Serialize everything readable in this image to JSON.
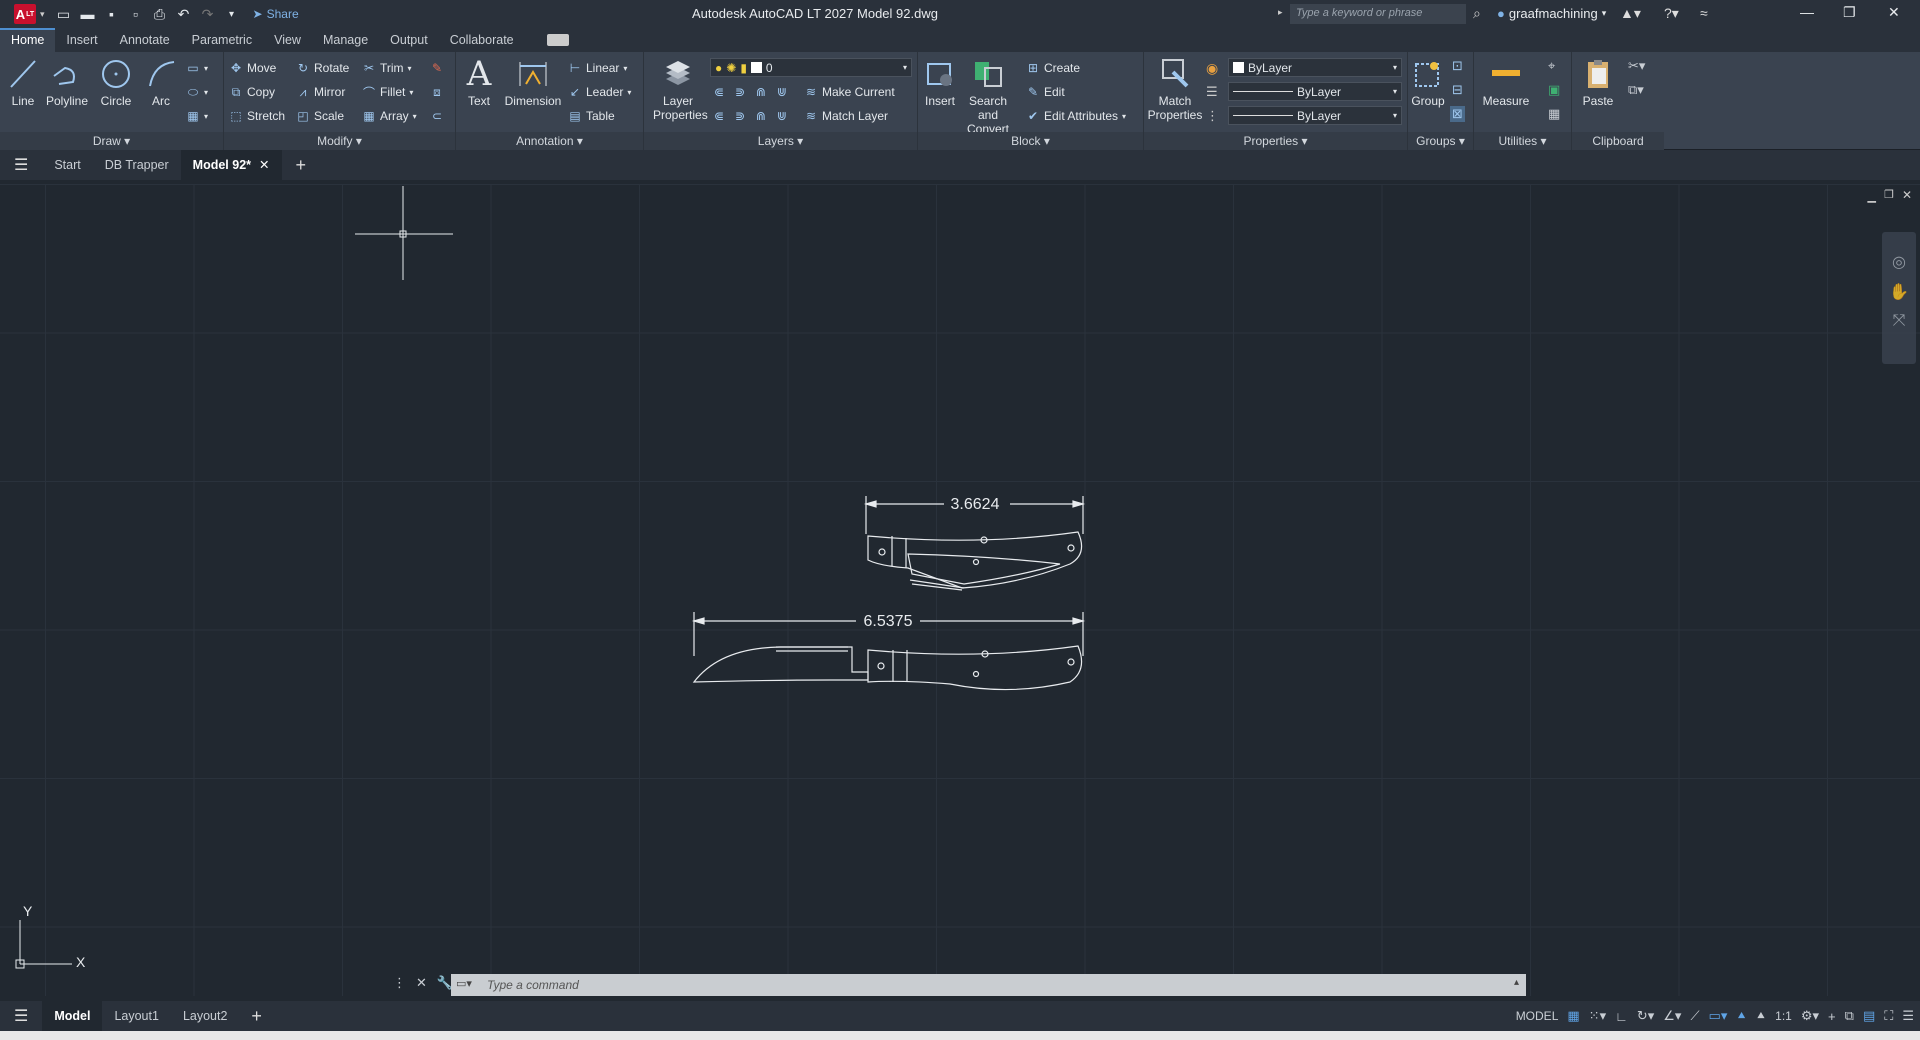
{
  "app": {
    "logo": "A",
    "logo_sub": "LT",
    "title": "Autodesk AutoCAD LT 2027   Model 92.dwg",
    "share_label": "Share",
    "search_placeholder": "Type a keyword or phrase",
    "user": "graafmachining"
  },
  "ribbon_tabs": [
    "Home",
    "Insert",
    "Annotate",
    "Parametric",
    "View",
    "Manage",
    "Output",
    "Collaborate"
  ],
  "panels": {
    "draw": {
      "label": "Draw",
      "line": "Line",
      "polyline": "Polyline",
      "circle": "Circle",
      "arc": "Arc"
    },
    "modify": {
      "label": "Modify",
      "move": "Move",
      "rotate": "Rotate",
      "trim": "Trim",
      "copy": "Copy",
      "mirror": "Mirror",
      "fillet": "Fillet",
      "stretch": "Stretch",
      "scale": "Scale",
      "array": "Array"
    },
    "annotation": {
      "label": "Annotation",
      "text": "Text",
      "dimension": "Dimension",
      "linear": "Linear",
      "leader": "Leader",
      "table": "Table"
    },
    "layers": {
      "label": "Layers",
      "layer_properties": "Layer Properties",
      "current_layer": "0",
      "make_current": "Make Current",
      "match_layer": "Match Layer"
    },
    "block": {
      "label": "Block",
      "insert": "Insert",
      "search_convert": "Search and Convert",
      "create": "Create",
      "edit": "Edit",
      "edit_attributes": "Edit Attributes"
    },
    "properties": {
      "label": "Properties",
      "match_properties": "Match Properties",
      "color": "ByLayer",
      "linetype": "ByLayer",
      "lineweight": "ByLayer"
    },
    "groups": {
      "label": "Groups",
      "group": "Group"
    },
    "utilities": {
      "label": "Utilities",
      "measure": "Measure"
    },
    "clipboard": {
      "label": "Clipboard",
      "paste": "Paste"
    }
  },
  "doc_tabs": [
    "Start",
    "DB Trapper",
    "Model 92*"
  ],
  "drawing": {
    "dim_top": "3.6624",
    "dim_bottom": "6.5375"
  },
  "ucs": {
    "x": "X",
    "y": "Y"
  },
  "command": {
    "placeholder": "Type a command"
  },
  "layout_tabs": [
    "Model",
    "Layout1",
    "Layout2"
  ],
  "status": {
    "model": "MODEL",
    "scale": "1:1"
  },
  "colors": {
    "accent": "#4e8fd0",
    "canvas": "#212830",
    "ribbon": "#3a4350"
  }
}
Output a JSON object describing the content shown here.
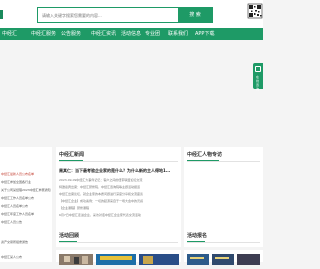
{
  "search": {
    "placeholder": "请输入关键字搜索您需要的内容...",
    "button_label": "搜 索"
  },
  "nav": {
    "items": [
      "中经汇",
      "中经汇服务",
      "公告服务",
      "中经汇资讯",
      "活动信息",
      "专业团",
      "联系我们",
      "APP下载"
    ]
  },
  "side_tab": {
    "label": "在线咨询"
  },
  "left_list": {
    "items": [
      "中经汇最新人员公布名单",
      "中经汇参加全国各行业",
      "关于公司某经理2023中经汇参赛通知",
      "中经汇工作人员名单公布",
      "中经汇人员名单公布",
      "中经汇年度工作人员名单",
      "中经汇人员公告",
      "资产交易所组委通告",
      "中经汇某人公布",
      "中经汇人员名单公布名单"
    ]
  },
  "news": {
    "title": "中经汇新闻",
    "more": "更多>>",
    "headline": "周其仁：当下最考验企业家的是什么？为什么新的主人得地1...",
    "lines": [
      "2023-09-09中经汇大事件记忆：客户之间的纽带联盟论坛交流",
      "特邀嘉宾出席：中经汇研修院、中经汇咨询院等主题活动报道",
      "中经汇出席论坛，就企业家的本质问题进行深度分享和交流座谈",
      "【中经汇企业】成功案例：一切的起源来自于一场大会中的灵感",
      "【企业课程】研修课程",
      "6月7日中经汇走进企业，采访对话中经汇企业家代表交流活动"
    ],
    "sub_title": "活动回顾"
  },
  "right_panel": {
    "title": "中经汇人物专访",
    "sub_title": "活动报名"
  },
  "colors": {
    "brand_green": "#1e9a66",
    "accent_red": "#c0392b"
  }
}
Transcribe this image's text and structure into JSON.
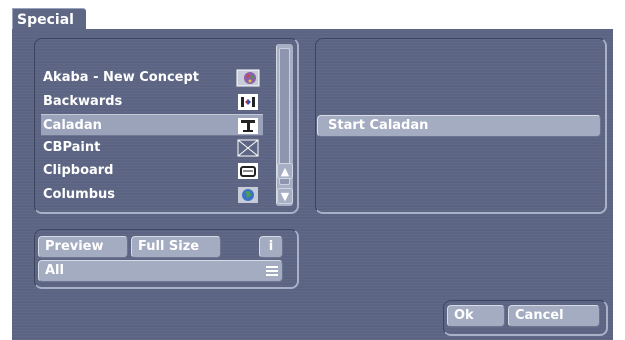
{
  "window": {
    "tab_title": "Special"
  },
  "list": {
    "items": [
      {
        "label": "Akaba - New Concept",
        "icon": "paint-palette-icon",
        "glyph": "🎨",
        "selected": false
      },
      {
        "label": "Backwards",
        "icon": "reverse-arrows-icon",
        "glyph": "⇆",
        "selected": false
      },
      {
        "label": "Caladan",
        "icon": "table-icon",
        "glyph": "⊤",
        "selected": true
      },
      {
        "label": "CBPaint",
        "icon": "crossed-box-icon",
        "glyph": "☒",
        "selected": false
      },
      {
        "label": "Clipboard",
        "icon": "clipboard-icon",
        "glyph": "▤",
        "selected": false
      },
      {
        "label": "Columbus",
        "icon": "globe-icon",
        "glyph": "🌍",
        "selected": false
      }
    ],
    "scroll_up_glyph": "▲",
    "scroll_down_glyph": "▼"
  },
  "bottom": {
    "preview_label": "Preview",
    "full_size_label": "Full Size",
    "info_label": "i",
    "filter_value": "All"
  },
  "right": {
    "start_label": "Start Caladan"
  },
  "dialog": {
    "ok_label": "Ok",
    "cancel_label": "Cancel"
  },
  "colors": {
    "background": "#5b6482",
    "button": "#a4acc1",
    "selection": "#9aa3b9",
    "text": "#ffffff"
  }
}
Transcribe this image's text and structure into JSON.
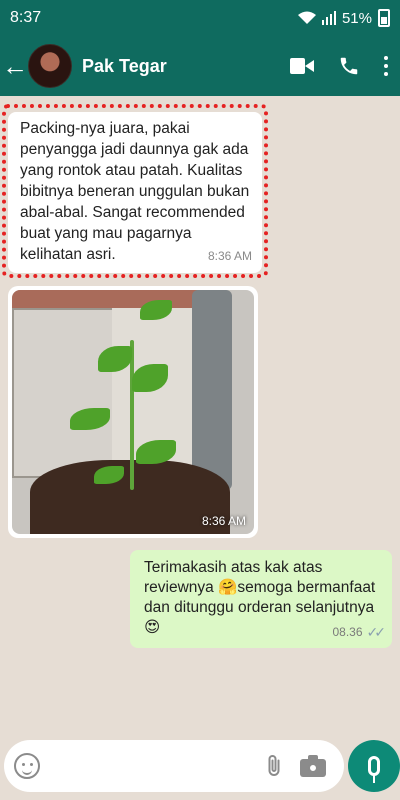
{
  "status_bar": {
    "time": "8:37",
    "battery": "51%"
  },
  "header": {
    "contact_name": "Pak Tegar"
  },
  "messages": [
    {
      "text": "Packing-nya juara, pakai penyangga jadi daunnya gak ada yang rontok atau patah. Kualitas bibitnya beneran unggulan bukan abal-abal. Sangat recommended buat yang mau pagarnya kelihatan asri.",
      "time": "8:36 AM"
    },
    {
      "type": "image",
      "time": "8:36 AM"
    },
    {
      "text": "Terimakasih atas kak atas reviewnya 🤗semoga bermanfaat dan ditunggu orderan selanjutnya😍",
      "time": "08.36"
    }
  ],
  "colors": {
    "header": "#0f6b5f",
    "outgoing_bubble": "#dcf8c6",
    "chat_bg": "#e6ddd4",
    "highlight": "#e52222"
  },
  "icons": [
    "back-arrow-icon",
    "video-call-icon",
    "phone-icon",
    "more-options-icon",
    "emoji-icon",
    "attachment-icon",
    "camera-icon",
    "mic-icon",
    "read-receipt-icon"
  ]
}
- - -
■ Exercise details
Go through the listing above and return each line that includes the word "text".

■ Answer space
      "text": "Text",
Transcribe this image's text and structure into JSON.
    "text": "#ffffff"
Transcribe this image's text and structure into JSON.
      "text": "Packing-nya juara, pakai penyangga jadi daunnya gak ada yang rontok atau patah. Kualitas bibitnya beneran unggulan bukan abal-abal. Sangat recommended buat yang mau pagarnya kelihatan asri.",
      "text": "Terimakasih atas kak atas reviewnya 🤗semoga bermanfaat dan ditunggu orderan selanjutnya😍",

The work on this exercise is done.